Truth be told, this was a good book and gave some insight, but not what I was currently looking for though. So for beginners into AI this is not the starting point.
What this book did give me though, was a brush-up on statistics, predictions and an introduction to R. Going through the book the author starts building up knowledge on how to use predictions, estimates, clustering and similar techniques in order to make a machine learn to know what to do next based on previous events. The theory is then backed up by practical using the language R.
The one chapter I liked the most was about building a simple recommendation engine on who to follow on Twitter based on your current profile. That sample got through some graph theory combined with clustering models, all summed up with some graphical elements summing up the points going through the chapter.
Unfortunately in the end I still felt left in the dark not knowing where to go from here. R seems like a really strong language for performing many types of statistical analysis, but I have yet to see how I should use that in some mainstream application.

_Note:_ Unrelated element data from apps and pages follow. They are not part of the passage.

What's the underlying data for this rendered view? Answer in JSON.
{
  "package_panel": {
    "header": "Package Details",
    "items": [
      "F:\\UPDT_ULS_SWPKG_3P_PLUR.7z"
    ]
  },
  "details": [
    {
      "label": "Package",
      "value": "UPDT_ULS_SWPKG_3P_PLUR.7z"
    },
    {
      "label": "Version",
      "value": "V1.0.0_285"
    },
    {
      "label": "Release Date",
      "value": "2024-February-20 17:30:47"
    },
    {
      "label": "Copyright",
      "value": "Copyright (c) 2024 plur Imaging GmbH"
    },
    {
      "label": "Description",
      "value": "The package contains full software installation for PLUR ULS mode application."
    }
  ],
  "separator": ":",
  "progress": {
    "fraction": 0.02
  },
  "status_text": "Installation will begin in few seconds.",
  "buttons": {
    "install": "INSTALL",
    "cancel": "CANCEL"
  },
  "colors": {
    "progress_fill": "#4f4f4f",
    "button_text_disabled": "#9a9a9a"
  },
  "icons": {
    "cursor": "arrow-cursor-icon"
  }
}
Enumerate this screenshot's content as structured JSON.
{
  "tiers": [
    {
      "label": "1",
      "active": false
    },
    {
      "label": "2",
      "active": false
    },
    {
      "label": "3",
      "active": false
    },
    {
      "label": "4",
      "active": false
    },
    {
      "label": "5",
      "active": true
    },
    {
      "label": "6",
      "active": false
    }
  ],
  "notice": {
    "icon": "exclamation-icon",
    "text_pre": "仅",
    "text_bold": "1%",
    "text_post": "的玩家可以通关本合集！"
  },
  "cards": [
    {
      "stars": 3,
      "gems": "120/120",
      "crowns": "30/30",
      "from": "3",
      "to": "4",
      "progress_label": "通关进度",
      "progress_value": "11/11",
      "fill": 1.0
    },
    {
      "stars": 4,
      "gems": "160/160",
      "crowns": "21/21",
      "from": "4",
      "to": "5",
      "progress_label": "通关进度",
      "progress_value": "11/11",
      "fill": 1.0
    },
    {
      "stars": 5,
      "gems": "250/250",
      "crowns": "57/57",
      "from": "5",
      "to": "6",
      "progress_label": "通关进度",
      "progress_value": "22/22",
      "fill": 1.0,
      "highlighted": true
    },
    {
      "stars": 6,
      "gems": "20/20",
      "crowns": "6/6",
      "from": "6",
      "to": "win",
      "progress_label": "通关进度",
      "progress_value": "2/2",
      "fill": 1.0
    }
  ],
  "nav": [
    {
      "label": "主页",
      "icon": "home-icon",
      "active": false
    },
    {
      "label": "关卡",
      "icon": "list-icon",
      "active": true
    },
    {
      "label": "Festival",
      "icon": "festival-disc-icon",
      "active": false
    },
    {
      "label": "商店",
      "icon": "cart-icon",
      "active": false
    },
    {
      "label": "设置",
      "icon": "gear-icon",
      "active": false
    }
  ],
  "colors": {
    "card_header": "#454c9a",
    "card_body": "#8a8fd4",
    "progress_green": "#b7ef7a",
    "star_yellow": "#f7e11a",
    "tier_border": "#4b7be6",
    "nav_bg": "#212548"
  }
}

This is probably due to lack of knowledge on my side, but it just underlines my point about this not being a “beginners” book regarding machine learning.
To summarize it, the author did present basic statistical models that can be used in order to aid machine learning, all this combined with practical examples. But you need to have a higher baseline and previous knowledge about machine learning and ideas about in to utilize it in order to fully enjoy this book.
Buy this book at O'Reilly and support my blog
Machine Learning for Hackers